During my doctoral pursuit I was rewarded with this fortune cookie at Panda East—Nothing worthwhile is ever accomplished without passion. This seems a good axiom to follow when it comes to questions. Simple question: hard question. What difference does it make?!? It is all about discovering the riddles of life and the universe to make more sense of our own lives. What do we have to lose! Certainly not faith; faith is the energy we run on as we seek those answers we believe are out there, somewhere. Trust God. Dig in. Don’t give up.

Have a nice week,

Gary

Advertisements

fireheart

The flame ignited, burning hot, passions flaring, intensity glowing, depth and elation stretching the limits of reason, mind and body. Your heart is racing, blood pumping. You are ready. You are on fire! Inextinguishable energy personified.

But there is another side. Burned. Emotionally, physically, to the core of your being. Trust destroyed. Energies extinguished. Your heart a pyramid of embers, not even smoldering. Or, ruthlessly smoldering with rage.

The heart holds such sway over human nature. Kingdoms have been built, flourished, defended, and lost because of visions dreamed and passion abated. Great art and great destruction have flowed from its river. The heart is a burning flame with the capacity to inspire or enrage. If crushed, its restoration is costly, both in time and effort. For a wounded heart is reluctant to let even its possessor near.

So what is it that ignites this simple organ, this muscle that calibrates and controls the flow of our life blood throughout our body? What is it that transmutes it from a simple body part into our source of passion and power? What enflames it to become a fireheart ?

1. A Challenge. Whether a problem to solve or a situation to resolve, or a task to be accomplished, it is only a burning desire within that is formidable enough to achieve a triumphant outcome.

2. Anger. Some things should get us so mad that we do something about it; not in retaliation, but in sensible reactions that resolve issues.

3. Intense Fear.

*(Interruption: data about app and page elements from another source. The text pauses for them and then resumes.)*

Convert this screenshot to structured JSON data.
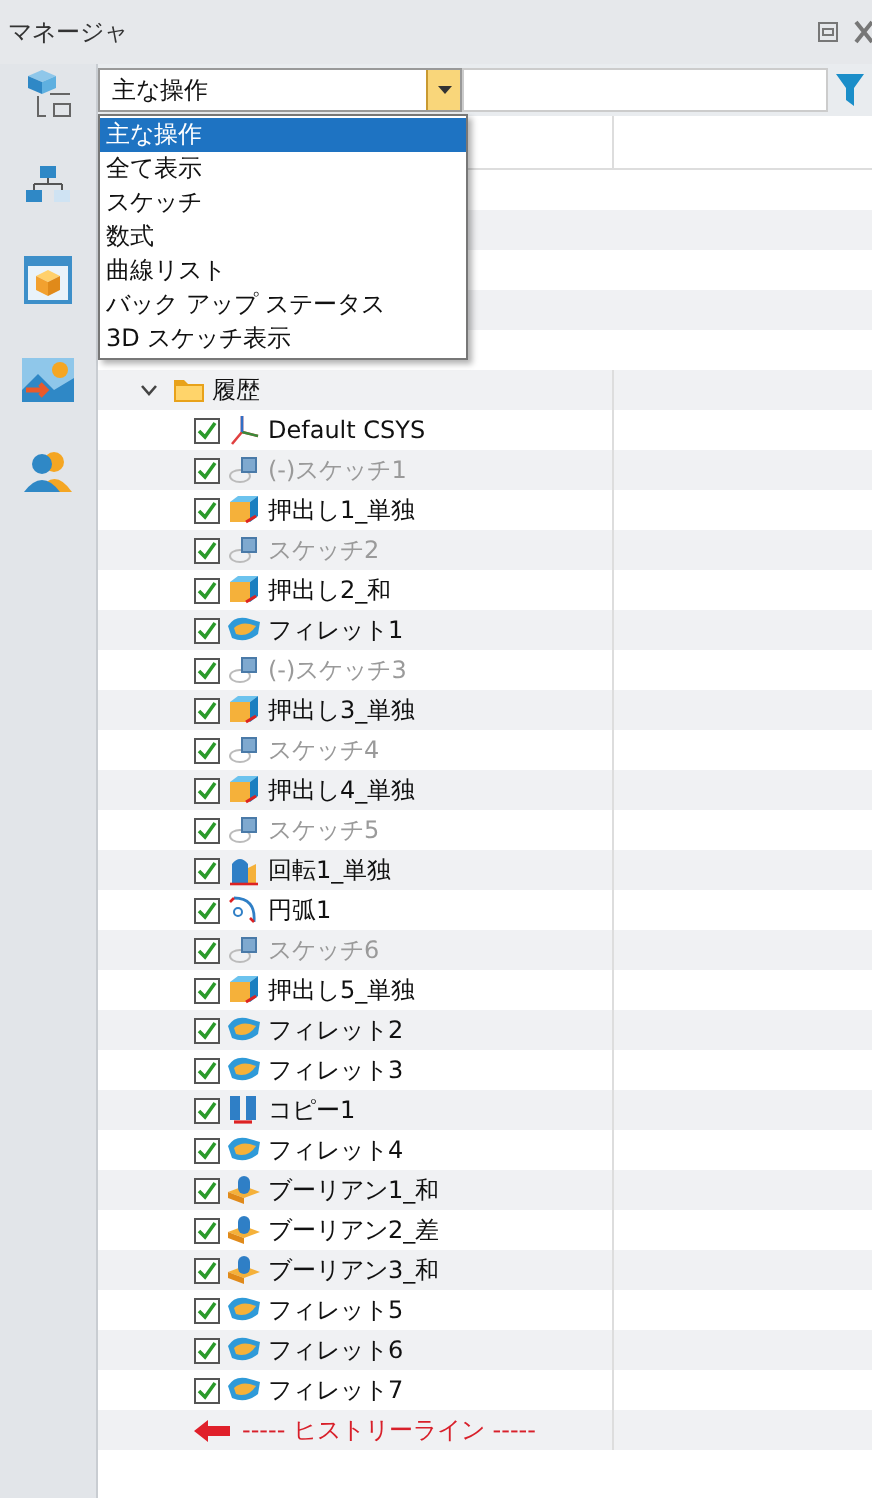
{
  "window": {
    "title": "マネージャ"
  },
  "filter": {
    "value": "主な操作",
    "options": [
      {
        "label": "主な操作",
        "selected": true
      },
      {
        "label": "全て表示",
        "selected": false
      },
      {
        "label": "スケッチ",
        "selected": false
      },
      {
        "label": "数式",
        "selected": false
      },
      {
        "label": "曲線リスト",
        "selected": false
      },
      {
        "label": "バック アップ ステータス",
        "selected": false
      },
      {
        "label": "3D スケッチ表示",
        "selected": false
      }
    ]
  },
  "sidebar": {
    "items": [
      {
        "kind": "tree"
      },
      {
        "kind": "part"
      },
      {
        "kind": "image"
      },
      {
        "kind": "user"
      }
    ]
  },
  "tree": {
    "label": "履歴",
    "expanded": true,
    "children": [
      {
        "label": "Default CSYS",
        "kind": "csys",
        "checked": true,
        "dimmed": false
      },
      {
        "label": "(-)スケッチ1",
        "kind": "sketch",
        "checked": true,
        "dimmed": true
      },
      {
        "label": "押出し1_単独",
        "kind": "extrude",
        "checked": true,
        "dimmed": false
      },
      {
        "label": "スケッチ2",
        "kind": "sketch",
        "checked": true,
        "dimmed": true
      },
      {
        "label": "押出し2_和",
        "kind": "extrude",
        "checked": true,
        "dimmed": false
      },
      {
        "label": "フィレット1",
        "kind": "fillet",
        "checked": true,
        "dimmed": false
      },
      {
        "label": "(-)スケッチ3",
        "kind": "sketch",
        "checked": true,
        "dimmed": true
      },
      {
        "label": "押出し3_単独",
        "kind": "extrude",
        "checked": true,
        "dimmed": false
      },
      {
        "label": "スケッチ4",
        "kind": "sketch",
        "checked": true,
        "dimmed": true
      },
      {
        "label": "押出し4_単独",
        "kind": "extrude",
        "checked": true,
        "dimmed": false
      },
      {
        "label": "スケッチ5",
        "kind": "sketch",
        "checked": true,
        "dimmed": true
      },
      {
        "label": "回転1_単独",
        "kind": "revolve",
        "checked": true,
        "dimmed": false
      },
      {
        "label": "円弧1",
        "kind": "arc",
        "checked": true,
        "dimmed": false
      },
      {
        "label": "スケッチ6",
        "kind": "sketch",
        "checked": true,
        "dimmed": true
      },
      {
        "label": "押出し5_単独",
        "kind": "extrude",
        "checked": true,
        "dimmed": false
      },
      {
        "label": "フィレット2",
        "kind": "fillet",
        "checked": true,
        "dimmed": false
      },
      {
        "label": "フィレット3",
        "kind": "fillet",
        "checked": true,
        "dimmed": false
      },
      {
        "label": "コピー1",
        "kind": "copy",
        "checked": true,
        "dimmed": false
      },
      {
        "label": "フィレット4",
        "kind": "fillet",
        "checked": true,
        "dimmed": false
      },
      {
        "label": "ブーリアン1_和",
        "kind": "boolean",
        "checked": true,
        "dimmed": false
      },
      {
        "label": "ブーリアン2_差",
        "kind": "boolean",
        "checked": true,
        "dimmed": false
      },
      {
        "label": "ブーリアン3_和",
        "kind": "boolean",
        "checked": true,
        "dimmed": false
      },
      {
        "label": "フィレット5",
        "kind": "fillet",
        "checked": true,
        "dimmed": false
      },
      {
        "label": "フィレット6",
        "kind": "fillet",
        "checked": true,
        "dimmed": false
      },
      {
        "label": "フィレット7",
        "kind": "fillet",
        "checked": true,
        "dimmed": false
      }
    ]
  },
  "history_line": {
    "label": "----- ヒストリーライン -----"
  }
}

The fear that cripples so severely may also serve as the catalyst that launches our hearts to fight. Use fear: do not give into it. [Note. Soldiers at war, in face of imminent death, have moved from mere men to heroes when they faced this fear.]

4. Faith. Believing that something is right and worth living for is an inspiring launching pad for great accomplishments. IF you truly believe in it. And act! [Note. Many genuine Christians have given their lives for what they believed; fewer agnostics or atheists have done the same.]

One final point to ponder— Is your heart a fireheart? What are you doing about it?

Have a nice week,
Gary